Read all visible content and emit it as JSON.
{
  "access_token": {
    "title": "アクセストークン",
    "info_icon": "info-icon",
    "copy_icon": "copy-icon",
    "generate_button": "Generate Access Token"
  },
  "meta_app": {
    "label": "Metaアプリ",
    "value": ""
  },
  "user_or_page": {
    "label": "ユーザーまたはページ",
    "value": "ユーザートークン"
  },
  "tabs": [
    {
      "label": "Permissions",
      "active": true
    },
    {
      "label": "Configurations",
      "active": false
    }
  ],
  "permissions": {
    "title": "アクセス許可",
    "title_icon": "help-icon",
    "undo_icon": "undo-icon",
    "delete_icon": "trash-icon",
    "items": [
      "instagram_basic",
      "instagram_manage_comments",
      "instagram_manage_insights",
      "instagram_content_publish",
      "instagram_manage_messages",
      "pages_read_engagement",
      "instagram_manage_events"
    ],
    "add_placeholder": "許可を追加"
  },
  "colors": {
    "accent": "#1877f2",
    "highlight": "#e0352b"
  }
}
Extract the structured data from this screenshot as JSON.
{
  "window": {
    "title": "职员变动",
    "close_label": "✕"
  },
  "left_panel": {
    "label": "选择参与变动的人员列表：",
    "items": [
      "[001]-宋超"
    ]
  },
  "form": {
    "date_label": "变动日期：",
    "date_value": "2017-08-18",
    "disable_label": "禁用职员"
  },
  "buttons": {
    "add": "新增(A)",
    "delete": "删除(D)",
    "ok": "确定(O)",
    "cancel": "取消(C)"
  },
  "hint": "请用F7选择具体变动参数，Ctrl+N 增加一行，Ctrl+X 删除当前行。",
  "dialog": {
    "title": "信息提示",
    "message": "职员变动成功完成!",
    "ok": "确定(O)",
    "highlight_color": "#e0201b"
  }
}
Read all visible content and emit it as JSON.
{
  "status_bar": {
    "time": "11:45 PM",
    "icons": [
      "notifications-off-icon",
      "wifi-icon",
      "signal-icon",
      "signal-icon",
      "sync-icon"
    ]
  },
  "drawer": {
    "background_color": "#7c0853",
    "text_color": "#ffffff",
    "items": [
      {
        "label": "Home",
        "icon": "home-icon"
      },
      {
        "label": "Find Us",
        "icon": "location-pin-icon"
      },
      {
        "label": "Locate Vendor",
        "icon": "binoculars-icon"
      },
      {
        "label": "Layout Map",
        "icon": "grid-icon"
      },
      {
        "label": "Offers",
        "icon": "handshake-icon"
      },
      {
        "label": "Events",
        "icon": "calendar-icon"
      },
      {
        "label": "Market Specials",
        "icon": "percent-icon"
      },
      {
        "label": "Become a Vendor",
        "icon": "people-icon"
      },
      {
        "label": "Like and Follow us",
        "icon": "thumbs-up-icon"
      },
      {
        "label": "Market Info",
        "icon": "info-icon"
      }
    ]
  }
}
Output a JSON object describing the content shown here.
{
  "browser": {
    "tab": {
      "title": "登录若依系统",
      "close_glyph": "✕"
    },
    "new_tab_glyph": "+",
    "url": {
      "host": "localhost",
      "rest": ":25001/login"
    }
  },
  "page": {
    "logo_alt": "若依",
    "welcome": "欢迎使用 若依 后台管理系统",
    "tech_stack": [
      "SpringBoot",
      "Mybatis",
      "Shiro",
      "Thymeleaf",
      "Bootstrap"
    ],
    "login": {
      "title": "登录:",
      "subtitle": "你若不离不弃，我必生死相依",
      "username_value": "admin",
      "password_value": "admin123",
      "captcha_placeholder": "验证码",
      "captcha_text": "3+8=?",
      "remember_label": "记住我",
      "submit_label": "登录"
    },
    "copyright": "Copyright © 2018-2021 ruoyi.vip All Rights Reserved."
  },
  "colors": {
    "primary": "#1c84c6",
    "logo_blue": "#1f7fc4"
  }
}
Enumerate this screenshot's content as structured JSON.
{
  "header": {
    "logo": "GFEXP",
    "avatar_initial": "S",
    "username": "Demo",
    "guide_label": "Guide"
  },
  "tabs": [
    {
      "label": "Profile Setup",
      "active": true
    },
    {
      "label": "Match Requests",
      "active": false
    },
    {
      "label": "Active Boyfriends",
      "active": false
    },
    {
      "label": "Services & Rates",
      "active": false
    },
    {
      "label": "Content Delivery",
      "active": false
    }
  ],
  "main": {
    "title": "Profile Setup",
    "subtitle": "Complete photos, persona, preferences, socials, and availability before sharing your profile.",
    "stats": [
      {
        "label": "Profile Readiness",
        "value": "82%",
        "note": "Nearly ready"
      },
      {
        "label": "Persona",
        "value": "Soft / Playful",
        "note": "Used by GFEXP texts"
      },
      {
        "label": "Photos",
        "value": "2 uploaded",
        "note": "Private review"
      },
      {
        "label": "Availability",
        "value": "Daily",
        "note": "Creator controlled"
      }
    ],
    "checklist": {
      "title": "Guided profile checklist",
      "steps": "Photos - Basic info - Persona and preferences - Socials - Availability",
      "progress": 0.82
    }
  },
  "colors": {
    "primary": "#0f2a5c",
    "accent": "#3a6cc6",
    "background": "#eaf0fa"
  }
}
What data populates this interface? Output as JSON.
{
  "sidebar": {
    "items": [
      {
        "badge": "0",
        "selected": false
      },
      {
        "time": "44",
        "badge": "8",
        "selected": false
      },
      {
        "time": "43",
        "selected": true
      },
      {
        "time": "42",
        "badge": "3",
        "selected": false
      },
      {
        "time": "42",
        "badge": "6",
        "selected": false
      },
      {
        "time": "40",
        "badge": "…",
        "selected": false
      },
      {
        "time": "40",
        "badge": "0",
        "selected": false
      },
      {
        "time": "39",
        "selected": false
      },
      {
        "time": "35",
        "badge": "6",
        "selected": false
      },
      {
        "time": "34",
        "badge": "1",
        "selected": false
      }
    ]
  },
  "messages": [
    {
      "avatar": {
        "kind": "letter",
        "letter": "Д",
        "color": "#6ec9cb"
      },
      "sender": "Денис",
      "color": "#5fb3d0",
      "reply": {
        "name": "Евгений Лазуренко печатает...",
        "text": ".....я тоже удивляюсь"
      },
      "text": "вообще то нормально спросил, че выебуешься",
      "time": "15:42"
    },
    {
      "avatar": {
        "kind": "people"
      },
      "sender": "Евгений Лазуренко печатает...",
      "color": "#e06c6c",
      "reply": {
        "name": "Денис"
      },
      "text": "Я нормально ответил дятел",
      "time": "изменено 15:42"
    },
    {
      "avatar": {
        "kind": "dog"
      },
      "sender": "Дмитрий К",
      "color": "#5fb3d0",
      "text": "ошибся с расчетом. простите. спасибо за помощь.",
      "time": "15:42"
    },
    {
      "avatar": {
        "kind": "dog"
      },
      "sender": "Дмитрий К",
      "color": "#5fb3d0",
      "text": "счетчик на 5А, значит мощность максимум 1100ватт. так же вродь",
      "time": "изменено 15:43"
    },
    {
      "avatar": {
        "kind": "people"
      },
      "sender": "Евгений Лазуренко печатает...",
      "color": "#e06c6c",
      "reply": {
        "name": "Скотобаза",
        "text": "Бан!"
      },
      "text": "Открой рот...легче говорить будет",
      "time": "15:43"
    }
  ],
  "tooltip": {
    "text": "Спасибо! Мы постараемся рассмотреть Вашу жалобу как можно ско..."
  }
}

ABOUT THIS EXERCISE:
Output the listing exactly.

RESPONSE TO THIS TASK:
Read all visible content and emit it as JSON.
{
  "access_token": {
    "title": "アクセストークン",
    "info_icon": "info-icon",
    "copy_icon": "copy-icon",
    "generate_button": "Generate Access Token"
  },
  "meta_app": {
    "label": "Metaアプリ",
    "value": ""
  },
  "user_or_page": {
    "label": "ユーザーまたはページ",
    "value": "ユーザートークン"
  },
  "tabs": [
    {
      "label": "Permissions",
      "active": true
    },
    {
      "label": "Configurations",
      "active": false
    }
  ],
  "permissions": {
    "title": "アクセス許可",
    "title_icon": "help-icon",
    "undo_icon": "undo-icon",
    "delete_icon": "trash-icon",
    "items": [
      "instagram_basic",
      "instagram_manage_comments",
      "instagram_manage_insights",
      "instagram_content_publish",
      "instagram_manage_messages",
      "pages_read_engagement",
      "instagram_manage_events"
    ],
    "add_placeholder": "許可を追加"
  },
  "colors": {
    "accent": "#1877f2",
    "highlight": "#e0352b"
  }
}
Extract the structured data from this screenshot as JSON.
{
  "window": {
    "title": "职员变动",
    "close_label": "✕"
  },
  "left_panel": {
    "label": "选择参与变动的人员列表：",
    "items": [
      "[001]-宋超"
    ]
  },
  "form": {
    "date_label": "变动日期：",
    "date_value": "2017-08-18",
    "disable_label": "禁用职员"
  },
  "buttons": {
    "add": "新增(A)",
    "delete": "删除(D)",
    "ok": "确定(O)",
    "cancel": "取消(C)"
  },
  "hint": "请用F7选择具体变动参数，Ctrl+N 增加一行，Ctrl+X 删除当前行。",
  "dialog": {
    "title": "信息提示",
    "message": "职员变动成功完成!",
    "ok": "确定(O)",
    "highlight_color": "#e0201b"
  }
}
Read all visible content and emit it as JSON.
{
  "status_bar": {
    "time": "11:45 PM",
    "icons": [
      "notifications-off-icon",
      "wifi-icon",
      "signal-icon",
      "signal-icon",
      "sync-icon"
    ]
  },
  "drawer": {
    "background_color": "#7c0853",
    "text_color": "#ffffff",
    "items": [
      {
        "label": "Home",
        "icon": "home-icon"
      },
      {
        "label": "Find Us",
        "icon": "location-pin-icon"
      },
      {
        "label": "Locate Vendor",
        "icon": "binoculars-icon"
      },
      {
        "label": "Layout Map",
        "icon": "grid-icon"
      },
      {
        "label": "Offers",
        "icon": "handshake-icon"
      },
      {
        "label": "Events",
        "icon": "calendar-icon"
      },
      {
        "label": "Market Specials",
        "icon": "percent-icon"
      },
      {
        "label": "Become a Vendor",
        "icon": "people-icon"
      },
      {
        "label": "Like and Follow us",
        "icon": "thumbs-up-icon"
      },
      {
        "label": "Market Info",
        "icon": "info-icon"
      }
    ]
  }
}
Output a JSON object describing the content shown here.
{
  "browser": {
    "tab": {
      "title": "登录若依系统",
      "close_glyph": "✕"
    },
    "new_tab_glyph": "+",
    "url": {
      "host": "localhost",
      "rest": ":25001/login"
    }
  },
  "page": {
    "logo_alt": "若依",
    "welcome": "欢迎使用 若依 后台管理系统",
    "tech_stack": [
      "SpringBoot",
      "Mybatis",
      "Shiro",
      "Thymeleaf",
      "Bootstrap"
    ],
    "login": {
      "title": "登录:",
      "subtitle": "你若不离不弃，我必生死相依",
      "username_value": "admin",
      "password_value": "admin123",
      "captcha_placeholder": "验证码",
      "captcha_text": "3+8=?",
      "remember_label": "记住我",
      "submit_label": "登录"
    },
    "copyright": "Copyright © 2018-2021 ruoyi.vip All Rights Reserved."
  },
  "colors": {
    "primary": "#1c84c6",
    "logo_blue": "#1f7fc4"
  }
}
Enumerate this screenshot's content as structured JSON.
{
  "header": {
    "logo": "GFEXP",
    "avatar_initial": "S",
    "username": "Demo",
    "guide_label": "Guide"
  },
  "tabs": [
    {
      "label": "Profile Setup",
      "active": true
    },
    {
      "label": "Match Requests",
      "active": false
    },
    {
      "label": "Active Boyfriends",
      "active": false
    },
    {
      "label": "Services & Rates",
      "active": false
    },
    {
      "label": "Content Delivery",
      "active": false
    }
  ],
  "main": {
    "title": "Profile Setup",
    "subtitle": "Complete photos, persona, preferences, socials, and availability before sharing your profile.",
    "stats": [
      {
        "label": "Profile Readiness",
        "value": "82%",
        "note": "Nearly ready"
      },
      {
        "label": "Persona",
        "value": "Soft / Playful",
        "note": "Used by GFEXP texts"
      },
      {
        "label": "Photos",
        "value": "2 uploaded",
        "note": "Private review"
      },
      {
        "label": "Availability",
        "value": "Daily",
        "note": "Creator controlled"
      }
    ],
    "checklist": {
      "title": "Guided profile checklist",
      "steps": "Photos - Basic info - Persona and preferences - Socials - Availability",
      "progress": 0.82
    }
  },
  "colors": {
    "primary": "#0f2a5c",
    "accent": "#3a6cc6",
    "background": "#eaf0fa"
  }
}
What data populates this interface? Output as JSON.
{
  "sidebar": {
    "items": [
      {
        "badge": "0",
        "selected": false
      },
      {
        "time": "44",
        "badge": "8",
        "selected": false
      },
      {
        "time": "43",
        "selected": true
      },
      {
        "time": "42",
        "badge": "3",
        "selected": false
      },
      {
        "time": "42",
        "badge": "6",
        "selected": false
      },
      {
        "time": "40",
        "badge": "…",
        "selected": false
      },
      {
        "time": "40",
        "badge": "0",
        "selected": false
      },
      {
        "time": "39",
        "selected": false
      },
      {
        "time": "35",
        "badge": "6",
        "selected": false
      },
      {
        "time": "34",
        "badge": "1",
        "selected": false
      }
    ]
  },
  "messages": [
    {
      "avatar": {
        "kind": "letter",
        "letter": "Д",
        "color": "#6ec9cb"
      },
      "sender": "Денис",
      "color": "#5fb3d0",
      "reply": {
        "name": "Евгений Лазуренко печатает...",
        "text": ".....я тоже удивляюсь"
      },
      "text": "вообще то нормально спросил, че выебуешься",
      "time": "15:42"
    },
    {
      "avatar": {
        "kind": "people"
      },
      "sender": "Евгений Лазуренко печатает...",
      "color": "#e06c6c",
      "reply": {
        "name": "Денис"
      },
      "text": "Я нормально ответил дятел",
      "time": "изменено 15:42"
    },
    {
      "avatar": {
        "kind": "dog"
      },
      "sender": "Дмитрий К",
      "color": "#5fb3d0",
      "text": "ошибся с расчетом. простите. спасибо за помощь.",
      "time": "15:42"
    },
    {
      "avatar": {
        "kind": "dog"
      },
      "sender": "Дмитрий К",
      "color": "#5fb3d0",
      "text": "счетчик на 5А, значит мощность максимум 1100ватт. так же вродь",
      "time": "изменено 15:43"
    },
    {
      "avatar": {
        "kind": "people"
      },
      "sender": "Евгений Лазуренко печатает...",
      "color": "#e06c6c",
      "reply": {
        "name": "Скотобаза",
        "text": "Бан!"
      },
      "text": "Открой рот...легче говорить будет",
      "time": "15:43"
    }
  ],
  "tooltip": {
    "text": "Спасибо! Мы постараемся рассмотреть Вашу жалобу как можно ско..."
  }
}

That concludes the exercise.